Entries from a dataset of interfaces
========================
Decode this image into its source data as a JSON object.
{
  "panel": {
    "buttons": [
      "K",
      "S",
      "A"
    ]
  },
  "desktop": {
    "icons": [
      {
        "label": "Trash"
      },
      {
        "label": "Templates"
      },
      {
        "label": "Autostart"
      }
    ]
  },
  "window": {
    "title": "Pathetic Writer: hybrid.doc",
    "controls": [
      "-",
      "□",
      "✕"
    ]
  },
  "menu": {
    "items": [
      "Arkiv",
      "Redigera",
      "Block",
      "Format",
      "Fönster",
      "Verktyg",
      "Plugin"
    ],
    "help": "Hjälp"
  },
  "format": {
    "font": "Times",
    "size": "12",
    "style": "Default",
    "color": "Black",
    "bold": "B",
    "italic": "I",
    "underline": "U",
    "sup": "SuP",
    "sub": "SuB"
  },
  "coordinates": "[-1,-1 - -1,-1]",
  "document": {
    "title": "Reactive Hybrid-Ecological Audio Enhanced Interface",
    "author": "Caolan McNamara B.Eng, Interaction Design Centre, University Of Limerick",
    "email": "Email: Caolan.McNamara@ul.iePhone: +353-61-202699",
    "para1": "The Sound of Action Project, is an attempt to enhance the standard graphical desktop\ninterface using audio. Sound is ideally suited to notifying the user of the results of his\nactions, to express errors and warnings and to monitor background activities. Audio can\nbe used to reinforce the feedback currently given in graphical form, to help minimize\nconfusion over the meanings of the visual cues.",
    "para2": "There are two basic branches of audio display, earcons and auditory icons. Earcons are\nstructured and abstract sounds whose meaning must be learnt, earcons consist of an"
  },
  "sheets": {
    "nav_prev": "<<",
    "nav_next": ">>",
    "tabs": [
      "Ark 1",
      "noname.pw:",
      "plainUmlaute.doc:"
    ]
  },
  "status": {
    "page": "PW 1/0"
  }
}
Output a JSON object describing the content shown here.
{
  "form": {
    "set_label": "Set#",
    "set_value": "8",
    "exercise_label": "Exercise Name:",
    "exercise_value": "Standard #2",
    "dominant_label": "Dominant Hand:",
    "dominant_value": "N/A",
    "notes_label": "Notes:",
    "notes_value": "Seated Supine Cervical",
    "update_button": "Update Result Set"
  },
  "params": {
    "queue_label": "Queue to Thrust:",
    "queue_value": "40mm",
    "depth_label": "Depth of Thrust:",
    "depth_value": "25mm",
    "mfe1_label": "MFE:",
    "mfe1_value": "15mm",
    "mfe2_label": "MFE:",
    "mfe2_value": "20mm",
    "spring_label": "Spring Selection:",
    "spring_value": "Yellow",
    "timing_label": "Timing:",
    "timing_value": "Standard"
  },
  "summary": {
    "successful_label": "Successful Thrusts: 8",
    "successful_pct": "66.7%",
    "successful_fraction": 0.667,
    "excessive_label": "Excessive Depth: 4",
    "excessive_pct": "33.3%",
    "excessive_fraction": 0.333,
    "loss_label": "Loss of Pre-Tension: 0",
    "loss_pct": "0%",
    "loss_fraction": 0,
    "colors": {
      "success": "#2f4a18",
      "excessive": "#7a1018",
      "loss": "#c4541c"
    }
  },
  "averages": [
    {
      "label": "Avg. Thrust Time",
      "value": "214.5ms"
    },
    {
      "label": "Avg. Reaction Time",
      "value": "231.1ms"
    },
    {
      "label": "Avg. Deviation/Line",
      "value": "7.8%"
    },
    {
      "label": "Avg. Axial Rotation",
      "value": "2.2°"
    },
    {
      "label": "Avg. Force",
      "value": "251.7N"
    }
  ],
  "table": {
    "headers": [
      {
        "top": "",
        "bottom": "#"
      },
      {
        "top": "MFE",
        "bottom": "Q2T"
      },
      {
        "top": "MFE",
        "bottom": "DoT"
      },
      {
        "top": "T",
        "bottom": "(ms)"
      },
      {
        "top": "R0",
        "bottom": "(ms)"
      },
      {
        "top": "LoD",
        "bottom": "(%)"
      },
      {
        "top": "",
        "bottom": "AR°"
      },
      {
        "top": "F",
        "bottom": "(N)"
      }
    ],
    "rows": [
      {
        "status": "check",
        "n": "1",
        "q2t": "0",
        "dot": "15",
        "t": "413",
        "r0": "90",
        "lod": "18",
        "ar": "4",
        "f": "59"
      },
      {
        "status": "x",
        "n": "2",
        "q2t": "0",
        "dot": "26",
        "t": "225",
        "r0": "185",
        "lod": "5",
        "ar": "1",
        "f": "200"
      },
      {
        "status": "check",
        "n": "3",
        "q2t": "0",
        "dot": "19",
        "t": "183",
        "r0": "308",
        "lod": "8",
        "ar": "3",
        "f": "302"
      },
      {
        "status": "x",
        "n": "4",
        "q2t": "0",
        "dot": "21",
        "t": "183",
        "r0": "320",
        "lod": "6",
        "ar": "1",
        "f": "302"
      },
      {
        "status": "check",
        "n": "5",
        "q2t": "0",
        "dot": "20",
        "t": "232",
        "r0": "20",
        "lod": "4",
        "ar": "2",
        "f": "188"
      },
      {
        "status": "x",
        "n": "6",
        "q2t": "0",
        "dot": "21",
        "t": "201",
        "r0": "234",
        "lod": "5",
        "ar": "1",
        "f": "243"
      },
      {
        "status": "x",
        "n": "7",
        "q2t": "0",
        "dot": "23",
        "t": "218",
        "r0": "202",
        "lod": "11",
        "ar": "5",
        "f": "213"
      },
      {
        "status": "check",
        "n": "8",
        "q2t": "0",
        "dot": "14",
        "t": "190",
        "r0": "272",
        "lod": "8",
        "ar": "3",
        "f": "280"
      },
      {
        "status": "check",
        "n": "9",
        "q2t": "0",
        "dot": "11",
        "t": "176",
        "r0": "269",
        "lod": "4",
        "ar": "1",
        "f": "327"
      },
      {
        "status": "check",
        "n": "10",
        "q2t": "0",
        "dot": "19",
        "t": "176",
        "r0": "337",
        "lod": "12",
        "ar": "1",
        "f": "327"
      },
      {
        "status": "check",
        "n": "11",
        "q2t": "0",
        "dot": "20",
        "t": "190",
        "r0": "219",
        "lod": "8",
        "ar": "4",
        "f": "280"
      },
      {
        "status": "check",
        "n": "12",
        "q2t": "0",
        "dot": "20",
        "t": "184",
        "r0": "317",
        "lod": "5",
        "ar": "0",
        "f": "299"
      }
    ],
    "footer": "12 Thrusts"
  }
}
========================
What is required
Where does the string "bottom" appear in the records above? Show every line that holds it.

Response to the exercise
        "bottom": "#"
        "bottom": "Q2T"
        "bottom": "DoT"
        "bottom": "(ms)"
        "bottom": "(ms)"
        "bottom": "(%)"
        "bottom": "AR°"
        "bottom": "(N)"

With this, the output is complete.